I have been very cautious not to rush into a project with this or the other fabrics that I was given. Such preciousness needs to be contemplated. But when does caution turn into paralysis? With Spring on it's way, it was time to act. The fabric is actually fairly narrow which eliminated some of the ideas I had for it. Then the plan for a summer dress took hold. Cut a long story short the dress was a massive fail, which was wholey unexpected since I used a pattern that I had made previously. The more I tried to rectify the fit, the worse it looked so I decided to abort mission, cut my loses, and deploy one of my new pattern, the New Look 6808, pictured above.
When I got this pattern, I did something almost unheard of: I made a toile! Seriously, that happened! The lesson I was trying to finally apply to my sewing is that the simpler the garment, the more important a nice fit is. In true making do spirit, I used the plain bit from the side of a bedsheet (some of which went to form this dress) to cut out a toile. I had a sneaking suspicion that proved valid that I would be a size 12 at the top and a size 14 around the hips. Applying the knowledge the toile had provided back to the pattern, I was ready for when the right fabric appeared and a project was on the cards. I didn't have to wait long for the Chinese takeaway dress fail to present itself and a top opportunity was born.
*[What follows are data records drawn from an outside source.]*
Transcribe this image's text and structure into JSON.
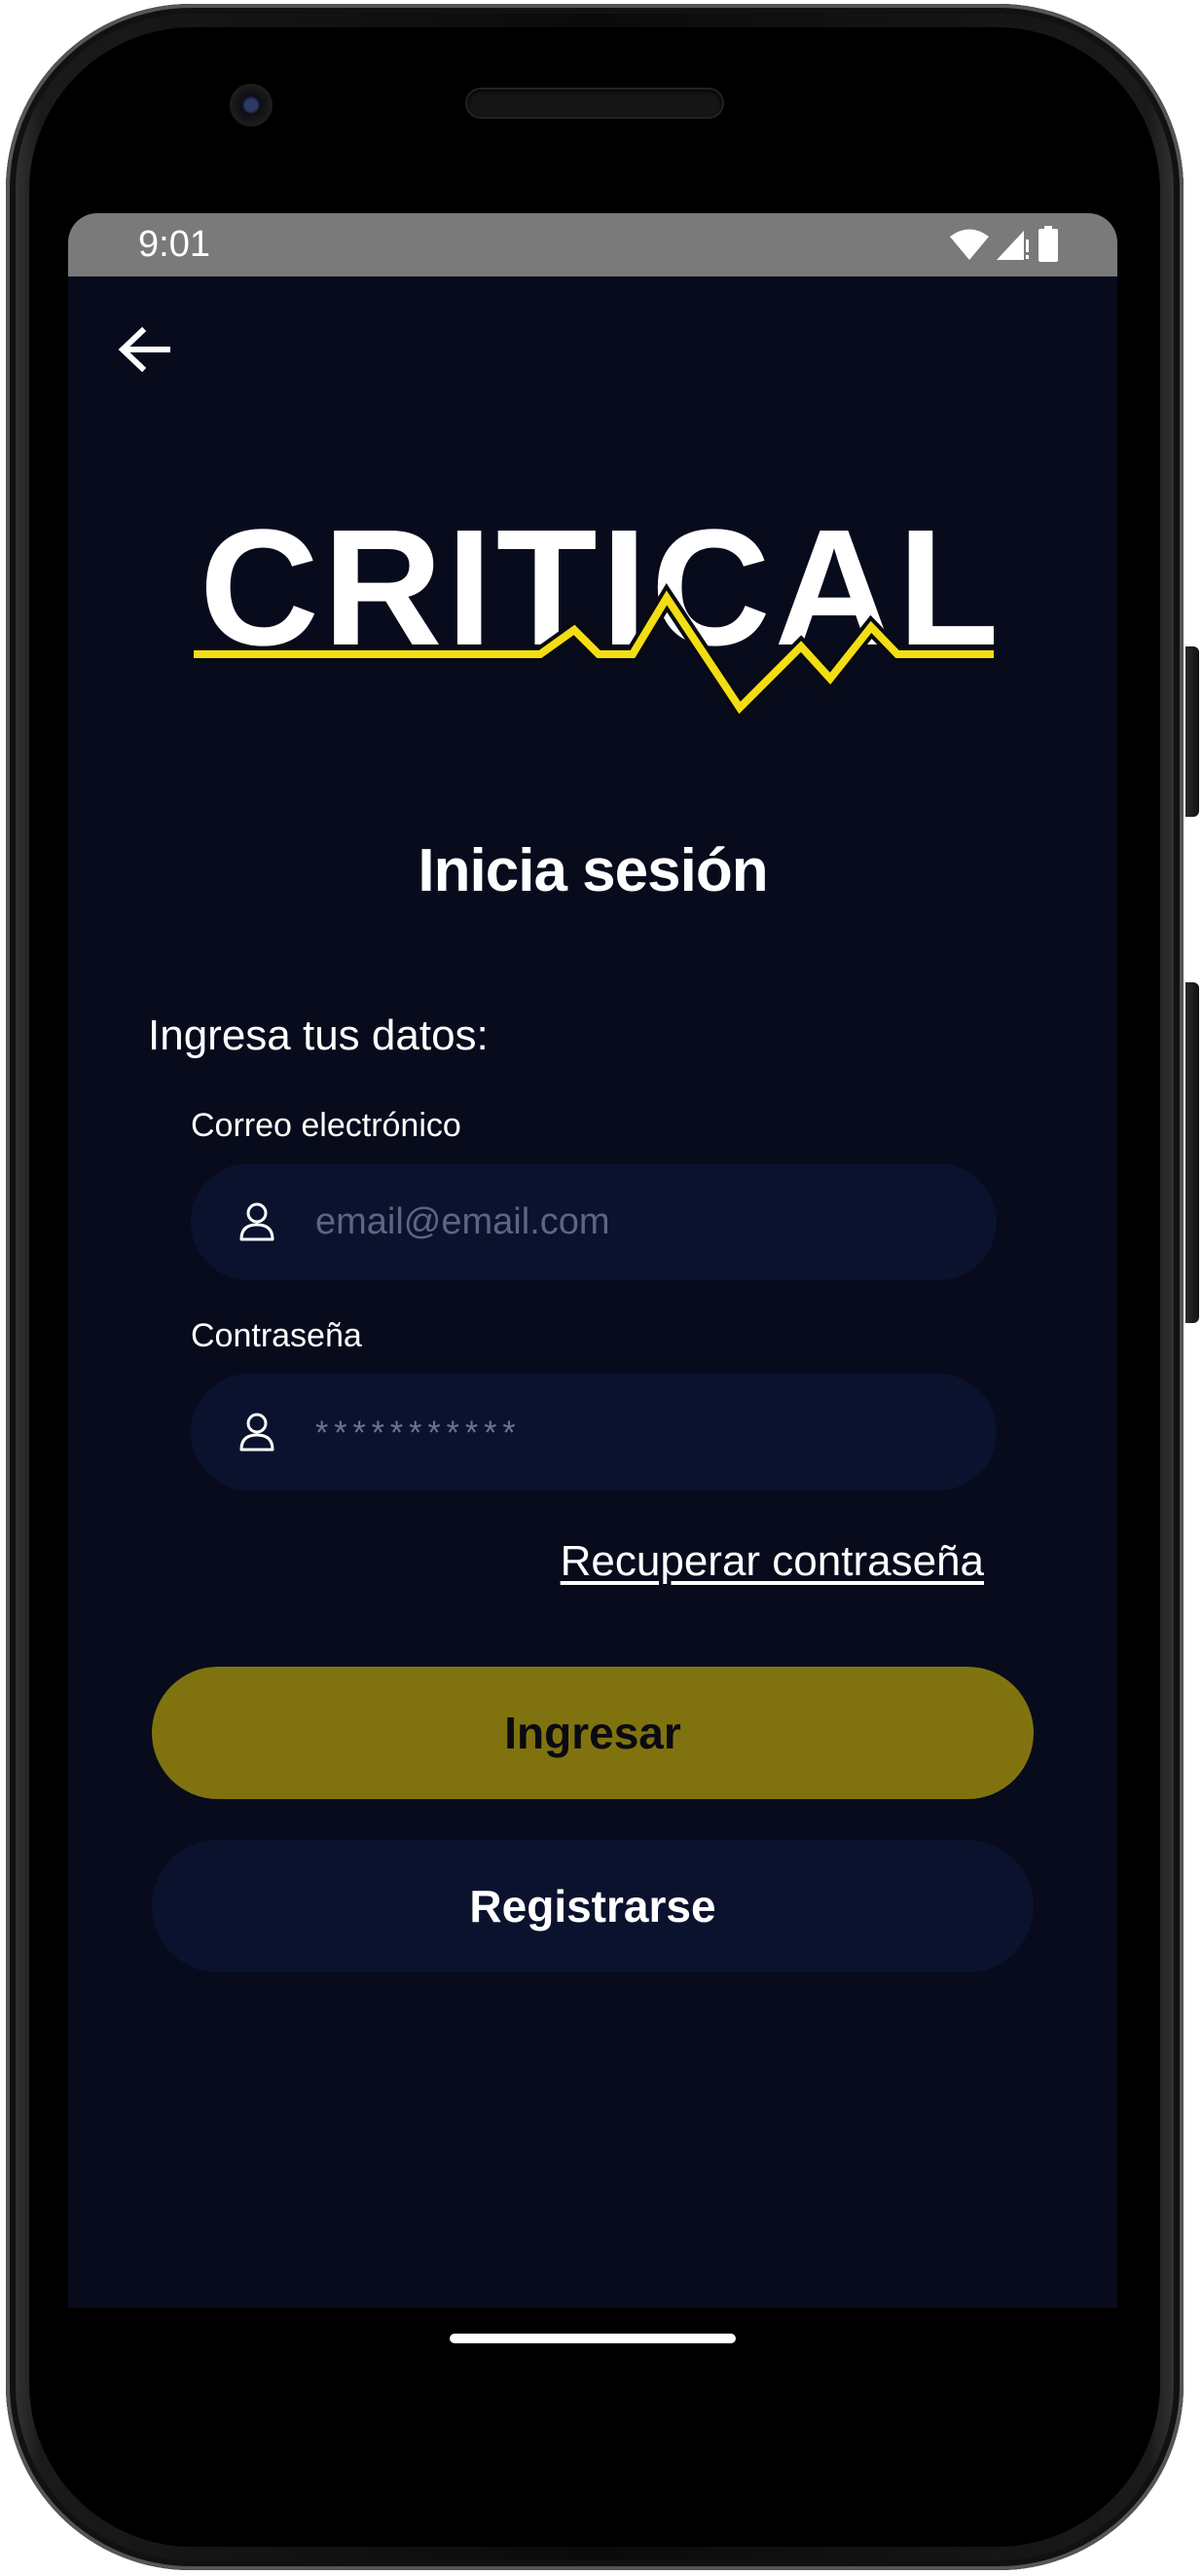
{
  "status_bar": {
    "time": "9:01",
    "icons": [
      "wifi-icon",
      "signal-icon",
      "battery-icon"
    ]
  },
  "nav": {
    "back_icon": "arrow-left-icon"
  },
  "logo": {
    "text": "CRITICAL",
    "accent_color": "#f2de13"
  },
  "page": {
    "title": "Inicia sesión",
    "subtitle": "Ingresa tus datos:"
  },
  "form": {
    "email": {
      "label": "Correo electrónico",
      "placeholder": "email@email.com",
      "value": "",
      "icon": "user-icon"
    },
    "password": {
      "label": "Contraseña",
      "placeholder": "***********",
      "value": "",
      "icon": "user-icon"
    },
    "recover_link": "Recuperar contraseña"
  },
  "actions": {
    "login_label": "Ingresar",
    "register_label": "Registrarse"
  },
  "colors": {
    "background": "#070b1c",
    "field_bg": "#0b122e",
    "primary_button": "#80730f",
    "status_bar": "#7a7a7a"
  }
}
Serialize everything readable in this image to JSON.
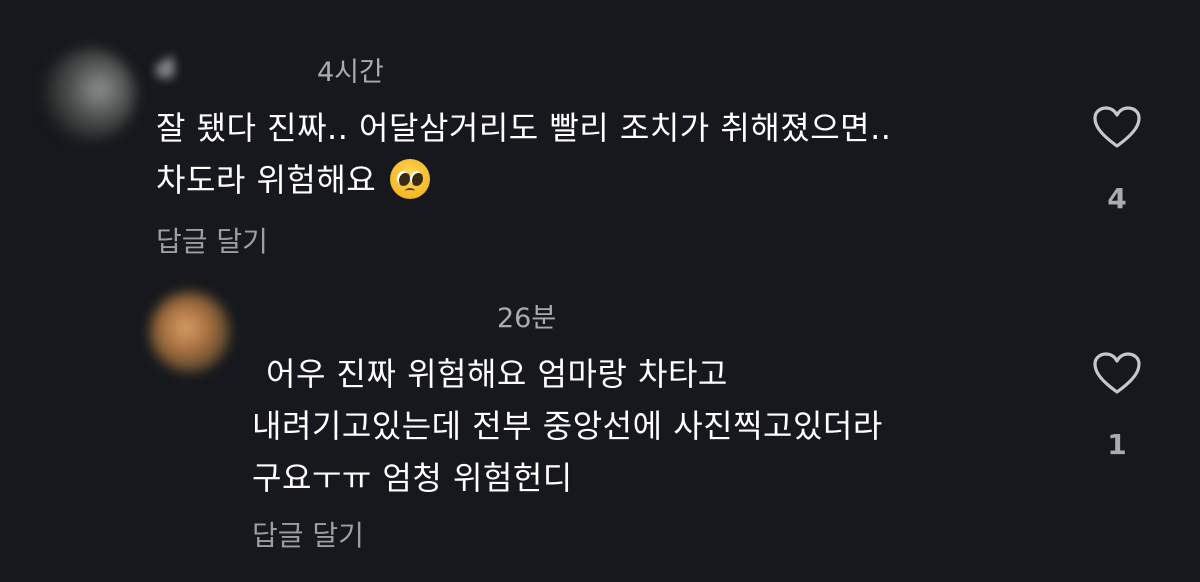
{
  "comments": [
    {
      "username": "d",
      "time": "4시간",
      "lines": [
        "잘 됐다 진짜.. 어달삼거리도 빨리 조치가 취해졌으면..",
        "차도라 위험해요"
      ],
      "emoji": "pleading-face-emoji",
      "reply_label": "답글 달기",
      "likes": "4"
    },
    {
      "username": "",
      "time": "26분",
      "mention": "",
      "lines": [
        "어우 진짜 위험해요 엄마랑 차타고",
        "내려기고있는데 전부 중앙선에 사진찍고있더라",
        "구요ㅜㅠ  엄청 위험헌디"
      ],
      "reply_label": "답글 달기",
      "likes": "1"
    }
  ],
  "icons": {
    "like": "heart-outline-icon"
  },
  "colors": {
    "background": "#16181d",
    "text": "#ffffff",
    "secondary_text": "#a7abb2",
    "mention": "#6e8ff0"
  }
}
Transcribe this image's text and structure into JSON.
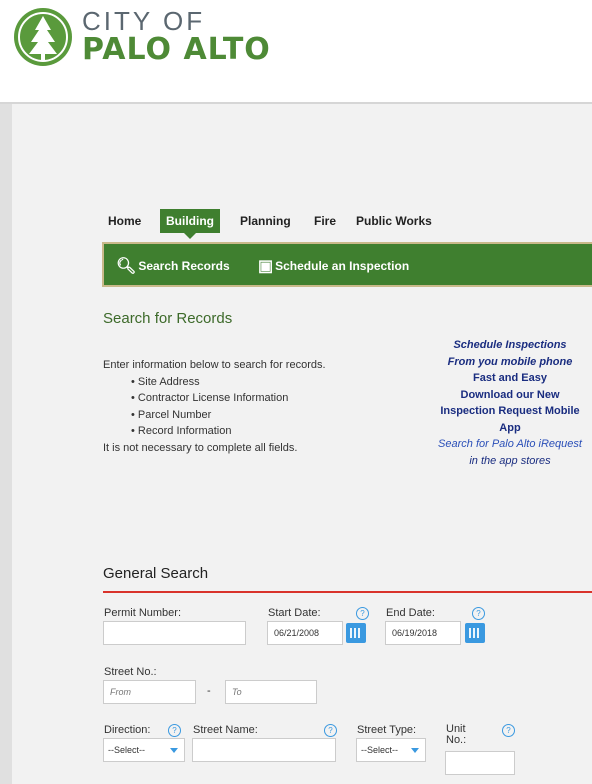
{
  "header": {
    "city": "CITY OF",
    "name": "PALO ALTO"
  },
  "tabs": [
    {
      "label": "Home"
    },
    {
      "label": "Building"
    },
    {
      "label": "Planning"
    },
    {
      "label": "Fire"
    },
    {
      "label": "Public Works"
    }
  ],
  "subnav": {
    "search": "Search Records",
    "schedule": "Schedule an Inspection"
  },
  "search_section": {
    "title": "Search for Records",
    "intro": "Enter information below to search for records.",
    "bullets": [
      "Site Address",
      "Contractor License Information",
      "Parcel Number",
      "Record Information"
    ],
    "note": "It is not necessary to complete all fields."
  },
  "promo": {
    "line1": "Schedule Inspections",
    "line2": "From you mobile phone",
    "line3": "Fast and Easy",
    "line4": "Download our New",
    "line5": "Inspection Request Mobile",
    "line6": "App",
    "line7": "Search for Palo Alto iRequest",
    "line8": "in the app stores"
  },
  "general": {
    "title": "General Search",
    "permit_label": "Permit Number:",
    "start_label": "Start Date:",
    "start_value": "06/21/2008",
    "end_label": "End Date:",
    "end_value": "06/19/2018",
    "street_no_label": "Street No.:",
    "from_placeholder": "From",
    "dash": "-",
    "to_placeholder": "To",
    "direction_label": "Direction:",
    "direction_value": "--Select--",
    "street_name_label": "Street Name:",
    "street_type_label": "Street Type:",
    "street_type_value": "--Select--",
    "unit_label_1": "Unit",
    "unit_label_2": "No.:",
    "help": "?"
  },
  "colors": {
    "brand_green": "#3f7f2f",
    "accent_blue": "#3a99e0",
    "red_rule": "#d9332b"
  }
}
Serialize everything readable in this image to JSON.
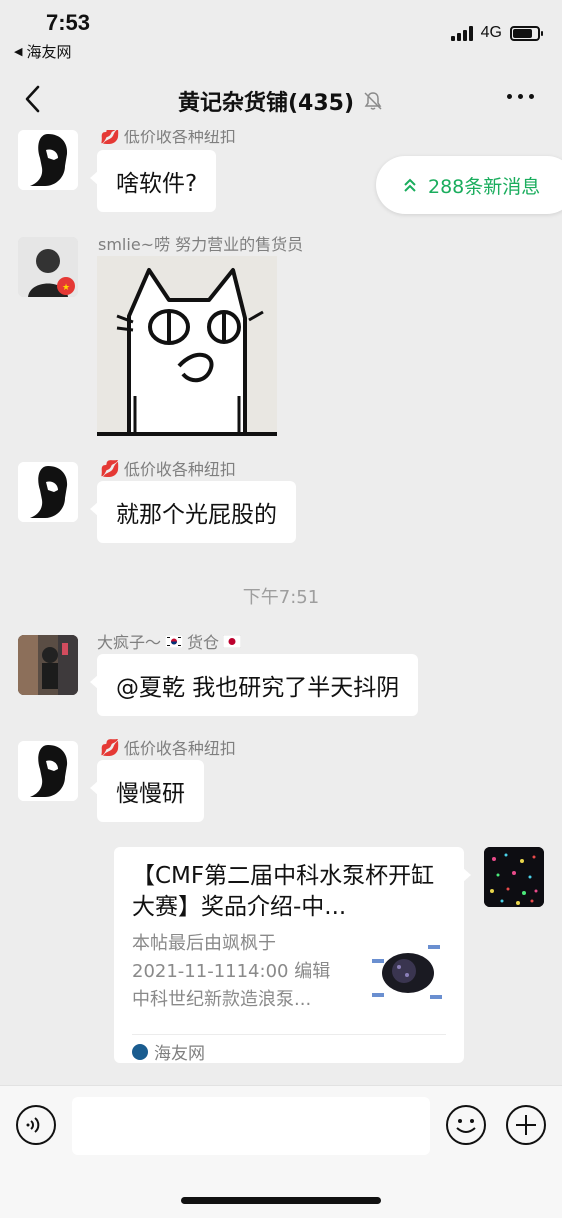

I just managed to squeeze enough fabric for the no-sleeved version, and used some white cotton (another former bedsheet) to make a contrast peterpan collar to hopefully simultaneously add extra quirk-factor and break up the print a little. I made self-binding for the armholes but applied it so it is visible, rather than folded to the inside as the pattern suggests (I don't like how much bulk you sometimes get with that method).
As you can see from the back, I didn't pay any attention at all to the placement of the print, but to be fair, with limited salvagable fabric from the dress fail, it probably wouldn't have been possible to change anyway.
Over all, I'm really happy with the 'final resting place' for this fabric. When I made the toile, I toiled up the plain higher neck version, thinking all my fit issues would be around the waist/hip area. The neck/shoulder area fitted well. Yet somehow the neckline/collar area of this version has come out a little big for my liking. Definitely not bad enough to warrant an unpick and re-do, but enough to note and make changes if I make this wide collar version again.
Also, despite my toiling efforts, I'm still not sold on the final fit. It's a funny pattern in that it attempts to bridge two styles: it's more fitted that a shift top, but looser than a fitted bodice. This was one of the properties that drew me to it, but it makes decisions on a final fit a bit tricky. I attempted to add enough space around the hips for it to sit over the top of trousers, but made it close enough in the waist to be flattering. I've got quite a pronounced difference between my waist and hip measurement, so I'm thinking maybe the resultant side seam curve may be too extreme. I'm going to wear this top a few times and see what I think, and make alterations if I deem them necessary. It fastens with a side zip, which will need to be taken out and re-fitted if needs be, which will be a pain in the arse, but worth it I feel should I decided a re-fit is required.
So, where to wear this? The obvious choice is out for dinner! I wonder if the girl pictured above who featured in my initial food fabric post is free? We could hook up and argue about what type of restaurant we should go to! Of course, my outfit would need to be accessorised. How about with this?:
Actually, I think my best mate Vic actually has one of these? Confirmation required please, Vic... Anyhow, I'm casually calling this top the Chinese takeaway top, when it really should be called the Chinese takeout top, as the food it portrays is very much a US version. If it dipicted a British scene, the coordinating bag pictured above would be irrelevant. Instead, I'd have to take my phone and keys around in something which looked more like this!: